* EXTRACTED MATERIAL
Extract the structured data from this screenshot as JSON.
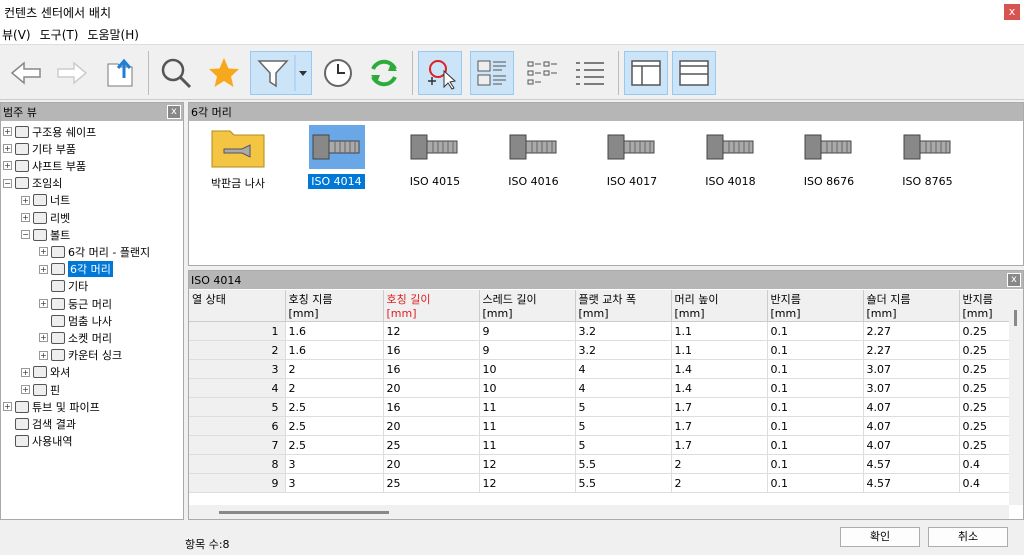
{
  "window": {
    "title": "컨텐츠 센터에서 배치",
    "close": "x"
  },
  "menu": [
    "뷰(V)",
    "도구(T)",
    "도움말(H)"
  ],
  "left_panel": {
    "title": "범주 뷰",
    "close": "x",
    "items": [
      {
        "label": "구조용 쉐이프",
        "level": 0,
        "exp": "+"
      },
      {
        "label": "기타 부품",
        "level": 0,
        "exp": "+"
      },
      {
        "label": "샤프트 부품",
        "level": 0,
        "exp": "+"
      },
      {
        "label": "조임쇠",
        "level": 0,
        "exp": "−"
      },
      {
        "label": "너트",
        "level": 1,
        "exp": "+"
      },
      {
        "label": "리벳",
        "level": 1,
        "exp": "+"
      },
      {
        "label": "볼트",
        "level": 1,
        "exp": "−"
      },
      {
        "label": "6각 머리 - 플랜지",
        "level": 2,
        "exp": "+"
      },
      {
        "label": "6각 머리",
        "level": 2,
        "exp": "+",
        "selected": true
      },
      {
        "label": "기타",
        "level": 2,
        "exp": ""
      },
      {
        "label": "둥근 머리",
        "level": 2,
        "exp": "+"
      },
      {
        "label": "멈춤 나사",
        "level": 2,
        "exp": ""
      },
      {
        "label": "소켓 머리",
        "level": 2,
        "exp": "+"
      },
      {
        "label": "카운터 싱크",
        "level": 2,
        "exp": "+"
      },
      {
        "label": "와셔",
        "level": 1,
        "exp": "+"
      },
      {
        "label": "핀",
        "level": 1,
        "exp": "+"
      },
      {
        "label": "튜브 및 파이프",
        "level": 0,
        "exp": "+"
      },
      {
        "label": "검색 결과",
        "level": 0,
        "exp": ""
      },
      {
        "label": "사용내역",
        "level": 0,
        "exp": ""
      }
    ]
  },
  "top_panel": {
    "title": "6각 머리",
    "items": [
      {
        "label": "박판금 나사",
        "type": "folder"
      },
      {
        "label": "ISO 4014",
        "selected": true
      },
      {
        "label": "ISO 4015"
      },
      {
        "label": "ISO 4016"
      },
      {
        "label": "ISO 4017"
      },
      {
        "label": "ISO 4018"
      },
      {
        "label": "ISO 8676"
      },
      {
        "label": "ISO 8765"
      }
    ]
  },
  "bottom_panel": {
    "title": "ISO 4014",
    "close": "x",
    "columns": [
      {
        "name": "열 상태",
        "unit": ""
      },
      {
        "name": "호칭 지름",
        "unit": "[mm]"
      },
      {
        "name": "호칭 길이",
        "unit": "[mm]",
        "highlight": true
      },
      {
        "name": "스레드 길이",
        "unit": "[mm]"
      },
      {
        "name": "플랫 교차 폭",
        "unit": "[mm]"
      },
      {
        "name": "머리 높이",
        "unit": "[mm]"
      },
      {
        "name": "반지름",
        "unit": "[mm]"
      },
      {
        "name": "숄더 지름",
        "unit": "[mm]"
      },
      {
        "name": "반지름",
        "unit": "[mm]"
      }
    ],
    "rows": [
      [
        "1",
        "1.6",
        "12",
        "9",
        "3.2",
        "1.1",
        "0.1",
        "2.27",
        "0.25"
      ],
      [
        "2",
        "1.6",
        "16",
        "9",
        "3.2",
        "1.1",
        "0.1",
        "2.27",
        "0.25"
      ],
      [
        "3",
        "2",
        "16",
        "10",
        "4",
        "1.4",
        "0.1",
        "3.07",
        "0.25"
      ],
      [
        "4",
        "2",
        "20",
        "10",
        "4",
        "1.4",
        "0.1",
        "3.07",
        "0.25"
      ],
      [
        "5",
        "2.5",
        "16",
        "11",
        "5",
        "1.7",
        "0.1",
        "4.07",
        "0.25"
      ],
      [
        "6",
        "2.5",
        "20",
        "11",
        "5",
        "1.7",
        "0.1",
        "4.07",
        "0.25"
      ],
      [
        "7",
        "2.5",
        "25",
        "11",
        "5",
        "1.7",
        "0.1",
        "4.07",
        "0.25"
      ],
      [
        "8",
        "3",
        "20",
        "12",
        "5.5",
        "2",
        "0.1",
        "4.57",
        "0.4"
      ],
      [
        "9",
        "3",
        "25",
        "12",
        "5.5",
        "2",
        "0.1",
        "4.57",
        "0.4"
      ]
    ]
  },
  "status": {
    "count_label": "항목 수:8"
  },
  "buttons": {
    "ok": "확인",
    "cancel": "취소"
  },
  "colors": {
    "accent": "#0078d7",
    "toolbar_active": "#cce4f7",
    "highlight_header": "#e02020"
  }
}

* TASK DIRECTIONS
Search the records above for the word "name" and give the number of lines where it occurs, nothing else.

* EXERCISE RESPONSE
9